Ah, the smell of
a bidding war!

Apr 4, 2006 4:01 AM

It’s easy to imagine Aztar CEO Bob Haddock doing one of those fist pumps as he pops the cork on a bottle of something expensive at his Arizona headquarters.

He’s finally got the fuse lit on something big. Yes, there’s nothing like a nice bidding war to get the shareholders’ blood flowing.

Pinnacle Entertainment offered $38 a share for Aztar a couple weeks ago.

Late last week, Colony Capital was knocking on the door looking to up the offer to somewhere north of $40 a share.

And on Monday, Ameristar Casinos reportedly offered $42 a share in an all-cash deal.

There will probably be other interested bidders before the action subsides ”¦ small companies probably, companies looking to grow in a hurry, thanks to Aztar’s prime locations in gaming’s two hottest markets — Atlantic City and Las Vegas.

Never mind that Colony does not yet have a lot of respect as a developer and operator of classy resorts. Pinnacle’s Dan Lee seems to get more respect, probably because of his good record during years spent with Steve Wynn.

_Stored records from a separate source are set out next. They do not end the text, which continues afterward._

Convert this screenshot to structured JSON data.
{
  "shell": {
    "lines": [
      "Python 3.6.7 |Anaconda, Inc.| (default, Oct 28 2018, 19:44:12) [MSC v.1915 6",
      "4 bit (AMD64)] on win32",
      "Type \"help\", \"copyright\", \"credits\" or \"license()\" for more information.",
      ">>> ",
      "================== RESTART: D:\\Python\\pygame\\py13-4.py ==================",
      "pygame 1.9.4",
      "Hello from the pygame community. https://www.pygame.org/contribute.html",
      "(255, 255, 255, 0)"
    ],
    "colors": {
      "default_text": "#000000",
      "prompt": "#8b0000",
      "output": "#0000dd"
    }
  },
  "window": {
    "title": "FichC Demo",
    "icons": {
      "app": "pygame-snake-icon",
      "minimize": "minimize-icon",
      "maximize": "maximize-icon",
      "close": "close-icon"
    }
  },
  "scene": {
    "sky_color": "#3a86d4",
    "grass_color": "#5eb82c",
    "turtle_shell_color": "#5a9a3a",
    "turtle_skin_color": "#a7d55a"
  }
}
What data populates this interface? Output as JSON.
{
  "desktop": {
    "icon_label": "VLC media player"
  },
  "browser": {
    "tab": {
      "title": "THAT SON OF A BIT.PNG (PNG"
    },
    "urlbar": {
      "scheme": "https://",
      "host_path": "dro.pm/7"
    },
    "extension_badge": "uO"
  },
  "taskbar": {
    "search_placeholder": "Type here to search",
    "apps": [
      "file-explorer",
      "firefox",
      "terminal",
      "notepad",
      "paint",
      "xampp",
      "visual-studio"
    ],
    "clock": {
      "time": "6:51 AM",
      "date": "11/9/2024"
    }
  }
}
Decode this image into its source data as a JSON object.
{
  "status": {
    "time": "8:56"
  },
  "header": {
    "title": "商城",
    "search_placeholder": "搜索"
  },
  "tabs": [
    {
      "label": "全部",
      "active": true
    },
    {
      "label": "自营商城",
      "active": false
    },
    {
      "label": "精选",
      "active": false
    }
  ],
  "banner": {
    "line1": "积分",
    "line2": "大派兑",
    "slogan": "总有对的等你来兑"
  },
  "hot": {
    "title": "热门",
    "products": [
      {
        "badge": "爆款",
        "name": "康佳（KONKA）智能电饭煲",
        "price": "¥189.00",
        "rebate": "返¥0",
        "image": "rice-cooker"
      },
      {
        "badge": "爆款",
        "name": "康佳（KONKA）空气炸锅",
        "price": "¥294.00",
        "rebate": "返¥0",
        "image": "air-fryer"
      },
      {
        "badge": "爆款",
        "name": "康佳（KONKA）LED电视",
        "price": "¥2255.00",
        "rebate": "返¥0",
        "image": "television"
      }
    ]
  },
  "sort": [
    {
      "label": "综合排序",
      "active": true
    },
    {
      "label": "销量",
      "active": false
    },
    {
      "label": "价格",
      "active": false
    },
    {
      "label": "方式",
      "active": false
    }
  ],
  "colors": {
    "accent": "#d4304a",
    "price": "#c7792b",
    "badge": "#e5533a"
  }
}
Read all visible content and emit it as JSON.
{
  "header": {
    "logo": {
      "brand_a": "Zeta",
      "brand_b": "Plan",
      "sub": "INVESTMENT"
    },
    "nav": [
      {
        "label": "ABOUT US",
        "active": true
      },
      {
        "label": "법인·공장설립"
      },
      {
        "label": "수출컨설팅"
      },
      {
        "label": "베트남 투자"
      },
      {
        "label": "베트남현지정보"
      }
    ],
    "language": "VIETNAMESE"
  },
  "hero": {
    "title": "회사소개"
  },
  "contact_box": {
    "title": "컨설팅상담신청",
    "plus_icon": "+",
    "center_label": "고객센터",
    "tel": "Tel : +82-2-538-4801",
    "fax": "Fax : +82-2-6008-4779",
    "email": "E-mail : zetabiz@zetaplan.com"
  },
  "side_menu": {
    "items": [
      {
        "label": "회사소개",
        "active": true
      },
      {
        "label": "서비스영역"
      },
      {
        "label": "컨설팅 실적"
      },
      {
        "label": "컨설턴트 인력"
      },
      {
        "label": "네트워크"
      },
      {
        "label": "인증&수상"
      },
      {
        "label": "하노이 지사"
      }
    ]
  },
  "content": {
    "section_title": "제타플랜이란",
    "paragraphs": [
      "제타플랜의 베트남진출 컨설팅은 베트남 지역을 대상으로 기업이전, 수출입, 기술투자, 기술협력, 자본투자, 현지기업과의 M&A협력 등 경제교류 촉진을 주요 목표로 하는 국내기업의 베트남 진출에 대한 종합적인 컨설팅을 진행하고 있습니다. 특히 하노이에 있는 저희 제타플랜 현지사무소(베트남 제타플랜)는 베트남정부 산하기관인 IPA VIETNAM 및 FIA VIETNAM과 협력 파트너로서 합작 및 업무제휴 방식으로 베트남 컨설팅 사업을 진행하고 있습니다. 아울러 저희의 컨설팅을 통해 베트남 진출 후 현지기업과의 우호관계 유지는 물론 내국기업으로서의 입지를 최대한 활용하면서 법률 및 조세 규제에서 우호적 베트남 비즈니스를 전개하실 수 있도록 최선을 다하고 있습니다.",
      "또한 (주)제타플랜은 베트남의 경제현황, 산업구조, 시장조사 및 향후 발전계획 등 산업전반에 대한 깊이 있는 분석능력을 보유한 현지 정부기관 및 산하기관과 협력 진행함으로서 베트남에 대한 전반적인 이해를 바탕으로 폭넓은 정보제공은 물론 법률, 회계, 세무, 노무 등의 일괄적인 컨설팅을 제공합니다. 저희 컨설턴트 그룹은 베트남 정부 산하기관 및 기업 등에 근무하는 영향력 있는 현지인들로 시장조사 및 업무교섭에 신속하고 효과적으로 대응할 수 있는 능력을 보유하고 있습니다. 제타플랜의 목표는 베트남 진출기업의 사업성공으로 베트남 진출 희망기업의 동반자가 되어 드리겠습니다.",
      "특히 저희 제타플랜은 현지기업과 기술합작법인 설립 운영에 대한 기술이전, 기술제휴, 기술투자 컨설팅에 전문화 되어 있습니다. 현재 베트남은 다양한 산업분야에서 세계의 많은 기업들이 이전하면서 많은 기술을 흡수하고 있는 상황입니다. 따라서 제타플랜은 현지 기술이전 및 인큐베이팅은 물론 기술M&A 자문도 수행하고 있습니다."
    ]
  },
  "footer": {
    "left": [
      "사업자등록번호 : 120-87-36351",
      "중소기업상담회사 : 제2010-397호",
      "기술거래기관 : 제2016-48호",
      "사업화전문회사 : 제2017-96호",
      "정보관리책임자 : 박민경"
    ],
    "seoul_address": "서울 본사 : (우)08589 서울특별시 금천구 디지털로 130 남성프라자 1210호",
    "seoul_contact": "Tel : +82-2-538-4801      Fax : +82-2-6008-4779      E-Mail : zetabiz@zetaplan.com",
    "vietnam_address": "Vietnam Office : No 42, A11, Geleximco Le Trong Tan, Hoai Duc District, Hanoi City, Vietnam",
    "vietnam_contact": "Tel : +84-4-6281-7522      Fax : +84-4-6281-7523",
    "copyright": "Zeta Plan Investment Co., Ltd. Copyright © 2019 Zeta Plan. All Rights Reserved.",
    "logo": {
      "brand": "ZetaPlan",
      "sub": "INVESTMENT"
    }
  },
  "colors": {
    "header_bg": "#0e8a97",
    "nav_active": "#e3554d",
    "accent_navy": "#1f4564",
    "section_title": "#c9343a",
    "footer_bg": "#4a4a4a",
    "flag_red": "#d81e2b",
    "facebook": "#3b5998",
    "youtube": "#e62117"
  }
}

But what Colony appears to have is lots of investment capital to sink into the stock of companies in which it takes an interest. And Colony has been doing a lot of shopping lately. It’s also recently made an offer for the Hard Rock Hotel and Casino in Las Vegas.

But that’s another story.

The U.S. casino industry hasn’t seen anything like the bidding war shaping up around Aztar since the late Arthur Goldberg was stepping in at the last minute to take Caesars Palace away from Steve Wynn, or since Hilton and Starwood years ago were trying to outbid each for control of ITT and its Sheraton properties.

Yes, deals like these are not over ”˜til they’re over.

And it’s a good time to be a shareholder in Aztar, whose stock was trading in the $44 range on Monday. Never mind that Aztar has been performing short of expectations during recent years. It’s got some nice locations — no, make that great locations — at a time when the U.S. casino industry shows few good prospects for future growth.

Can’t you imagine Haddock straining to see if there is anyone else coming down the hall behind the latest bidders?

Maybe he’s thinking that it just might be possible to get the $50 a share that Aztar executives were once hoping to see.

Timing is everything.

A year or two ago, Aztar was being "shopped aggressively" to qualified buyers who frowned and hemmed and hawed and declined to show the kind of interest Aztar bosses were hoping to get.

But perceptions have shifted as the opportunities for domestic expansion have slowed in stable growing markets such as Las Vegas and Atlantic City.

Pinnacle, for instance, would like to create some geographic diversity before company officials have to worry about its principal earners being clobbered by another hurricane or two in the south.

Some industry watchers, however, were surprised at the level of Colony’s interest.

"I don’t know how they can do that, they’re having trouble making some of their bond payments in Atlantic City," said one observer.

This was from a source affiliated with a group interested in one of Colony’s AC properties.

But none of this matters much to Haddock, who knows he’s in the right place at the right time with something to sell.

Nothing could feel much better than that.

CBS dips toe into poker waters

CBS Television has jumped into big-time poker with a decision to devote about eight hours to the Intercontinental Poker Championship that is to be filmed at the Palms this month.

The event will feature invited players representing about 21 different countries.

Hurricanes muddy Louisiana’s waters

Louisiana’s shifting demographics may change the face of gaming in that part of the country.

Pre-Katrina, who would have imagined Baton Rouge getting a lot of attention from the industry’s big thinkers?

But the sharply-increased numbers generated during recent months by casinos there have been holding up very nicely.

Poker continues meteoric rise

Internet poker continues its startling growth as illustrated by PokerStars.com doubling its roster of registered players to more than five million in less than a year.

This level of activity says a lot about the reason so many resorts from Las Vegas to Atlantic City have added or expanded card rooms during the last year or so.

The Venetian just opened a room of some 40 tables, putting a veteran poker executive from the giant Foxwoods in charge.

Sweet smell of rhetoric

Don’t you love the boastful rhetoric?

A Harrah’s insider found himself frowning at Steve Wynn’s recent claim that Wynn Las Vegas slots have the highest win per machine in the state.

My insider friend frowned again, "I don’t know how he can make a statement like that. I can’t imagine anyone doing any better than us.

So give me a number, I said. How much does Harrah’s generate at either of its Las Vegas properties?

Neither Wynn nor Harrah’s have offered a number, but that’s the way business is conducted these days in a climate where impressing the Wall Street number crunchers has never been more important.